Best to you,
Dave
Thanks Dave.
Appreciate the feedback...😃
Regards
Henry
Very interesting, Henry, thank you for evaluating & sharing those observations!

Just out of curiosity, did you happen to test resonance with these styli/cantilvers vs. the original SAS? Guessing that since you heard no differences that compliance remained as it was, but I didn't know if changing cantilever material would affect compliance in general when using the same cartridge body.

After all, I am always looking for more variables to futz over with analog. Cheers,
Spencer  
Didn't think to check resonant frequency Spencer.....
Good idea...😎
Will do it the next couple of days...
Regards
Henry

@halcro  Which NEO SAS is compatible with Garrorr p77 ?  

P.S. My mate just purchased two Neo SAS (S) for his pair of Technics 205c mk4 (repaired by Axel with nagaoka cantilever/tip before).    

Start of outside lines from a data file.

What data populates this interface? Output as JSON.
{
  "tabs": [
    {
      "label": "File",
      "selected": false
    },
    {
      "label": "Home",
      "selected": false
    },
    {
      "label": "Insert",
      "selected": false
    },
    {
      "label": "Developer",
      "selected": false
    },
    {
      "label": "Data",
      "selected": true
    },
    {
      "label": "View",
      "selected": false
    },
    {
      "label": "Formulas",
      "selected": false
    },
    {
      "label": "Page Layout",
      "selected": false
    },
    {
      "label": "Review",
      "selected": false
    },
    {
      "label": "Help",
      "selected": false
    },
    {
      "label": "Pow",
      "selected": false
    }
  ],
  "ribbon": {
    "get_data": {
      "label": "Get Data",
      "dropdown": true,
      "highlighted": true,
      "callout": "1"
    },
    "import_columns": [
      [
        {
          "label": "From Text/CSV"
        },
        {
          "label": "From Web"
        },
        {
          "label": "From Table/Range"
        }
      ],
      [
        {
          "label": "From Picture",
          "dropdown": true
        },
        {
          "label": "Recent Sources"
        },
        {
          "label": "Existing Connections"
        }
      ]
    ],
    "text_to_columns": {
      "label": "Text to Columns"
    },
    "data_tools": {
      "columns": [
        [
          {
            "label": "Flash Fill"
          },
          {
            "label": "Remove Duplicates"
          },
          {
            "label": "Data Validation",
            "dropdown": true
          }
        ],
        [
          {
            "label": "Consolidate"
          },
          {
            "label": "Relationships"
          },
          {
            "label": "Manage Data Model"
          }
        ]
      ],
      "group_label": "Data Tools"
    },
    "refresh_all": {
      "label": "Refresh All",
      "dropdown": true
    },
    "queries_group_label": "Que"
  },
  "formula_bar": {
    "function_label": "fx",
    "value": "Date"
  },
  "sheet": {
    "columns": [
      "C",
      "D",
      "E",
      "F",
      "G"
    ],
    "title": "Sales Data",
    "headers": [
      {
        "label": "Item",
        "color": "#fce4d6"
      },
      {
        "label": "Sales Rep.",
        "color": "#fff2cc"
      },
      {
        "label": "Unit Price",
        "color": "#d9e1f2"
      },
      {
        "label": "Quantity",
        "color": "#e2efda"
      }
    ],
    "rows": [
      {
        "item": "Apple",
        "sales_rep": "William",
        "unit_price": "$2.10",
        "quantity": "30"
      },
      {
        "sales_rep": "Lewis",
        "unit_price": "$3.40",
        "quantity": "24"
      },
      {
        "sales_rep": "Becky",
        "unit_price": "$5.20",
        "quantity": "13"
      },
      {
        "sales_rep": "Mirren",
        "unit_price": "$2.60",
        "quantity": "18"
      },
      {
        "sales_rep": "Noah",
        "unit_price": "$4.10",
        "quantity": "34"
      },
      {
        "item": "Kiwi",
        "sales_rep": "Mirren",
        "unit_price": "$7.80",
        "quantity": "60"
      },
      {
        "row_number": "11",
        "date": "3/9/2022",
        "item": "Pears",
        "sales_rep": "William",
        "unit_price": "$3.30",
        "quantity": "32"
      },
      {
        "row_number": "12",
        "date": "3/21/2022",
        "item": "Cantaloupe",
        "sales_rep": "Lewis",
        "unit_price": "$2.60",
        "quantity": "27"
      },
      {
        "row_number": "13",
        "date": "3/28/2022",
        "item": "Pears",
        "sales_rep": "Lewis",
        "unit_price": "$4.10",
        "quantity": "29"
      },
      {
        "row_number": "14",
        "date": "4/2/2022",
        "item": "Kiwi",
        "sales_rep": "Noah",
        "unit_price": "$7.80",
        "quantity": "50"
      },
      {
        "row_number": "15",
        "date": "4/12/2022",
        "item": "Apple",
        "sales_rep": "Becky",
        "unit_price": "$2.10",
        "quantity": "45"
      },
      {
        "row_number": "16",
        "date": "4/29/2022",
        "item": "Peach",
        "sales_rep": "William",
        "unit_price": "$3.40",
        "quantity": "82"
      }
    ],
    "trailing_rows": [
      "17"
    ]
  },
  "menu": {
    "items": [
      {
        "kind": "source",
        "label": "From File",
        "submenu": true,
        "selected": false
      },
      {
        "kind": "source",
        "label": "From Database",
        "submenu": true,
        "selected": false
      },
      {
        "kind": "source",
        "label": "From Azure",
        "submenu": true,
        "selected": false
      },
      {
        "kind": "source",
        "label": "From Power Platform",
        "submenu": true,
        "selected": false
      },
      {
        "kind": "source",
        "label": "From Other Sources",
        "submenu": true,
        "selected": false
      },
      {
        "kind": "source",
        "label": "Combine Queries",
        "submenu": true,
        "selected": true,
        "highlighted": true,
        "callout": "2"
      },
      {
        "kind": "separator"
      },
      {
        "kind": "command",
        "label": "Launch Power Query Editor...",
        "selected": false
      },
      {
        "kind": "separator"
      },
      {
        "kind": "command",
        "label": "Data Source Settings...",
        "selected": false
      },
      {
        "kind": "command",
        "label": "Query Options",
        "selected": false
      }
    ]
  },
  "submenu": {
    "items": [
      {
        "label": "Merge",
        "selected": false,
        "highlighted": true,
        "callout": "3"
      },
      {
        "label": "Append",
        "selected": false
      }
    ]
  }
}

Chakster...the Neo-SAS Stylus 1 ( which is their standard SAS) is the one that fits the P77.
It's available in both S and R versions.

Dear Chakster, The author of Hamlet asked the question:''what is

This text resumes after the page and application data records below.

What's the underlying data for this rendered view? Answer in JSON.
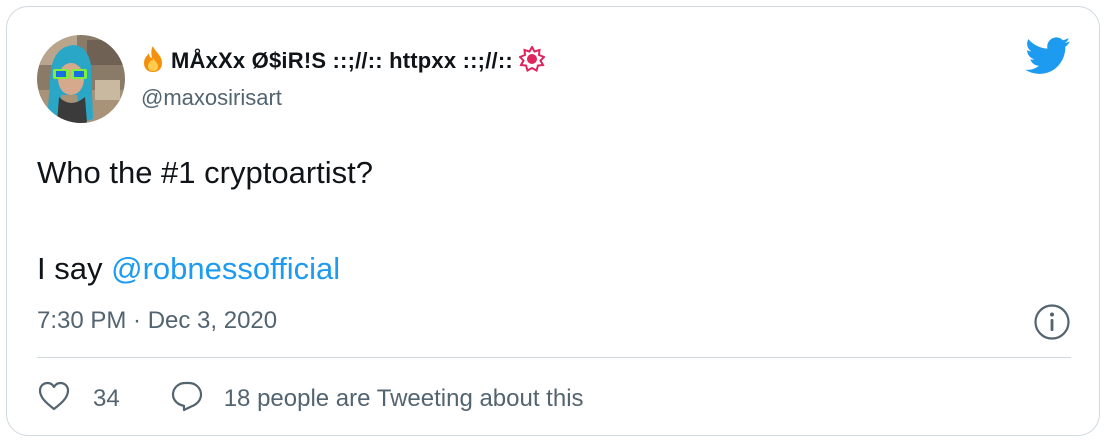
{
  "author": {
    "display_name": "MÅxXx Ø$iR!S ::;//:: httpxx ::;//::",
    "handle": "@maxosirisart",
    "name_prefix_emoji": "fire-emoji",
    "name_suffix_emoji": "red-star-badge-emoji"
  },
  "tweet": {
    "line1": "Who the #1 cryptoartist?",
    "line2_prefix": "I say ",
    "mention": "@robnessofficial",
    "timestamp": "7:30 PM · Dec 3, 2020"
  },
  "actions": {
    "likes_count": "34",
    "reply_label": "18 people are Tweeting about this"
  },
  "icons": {
    "brand": "twitter-bird-icon",
    "info": "info-icon",
    "like": "heart-icon",
    "reply": "speech-bubble-icon"
  },
  "colors": {
    "accent": "#1d9bf0",
    "text": "#0f1419",
    "secondary": "#536471",
    "border": "#cfd9de"
  }
}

in a name?''. According to logic different names  with the same

reference can be substituted for each other ''salva veritate''. So

whatever is true about Vienna is also true about Wien , Wenen,

 Bec, etc. However for the manufacturer new names mean new

prices not necessary  anything (else) new.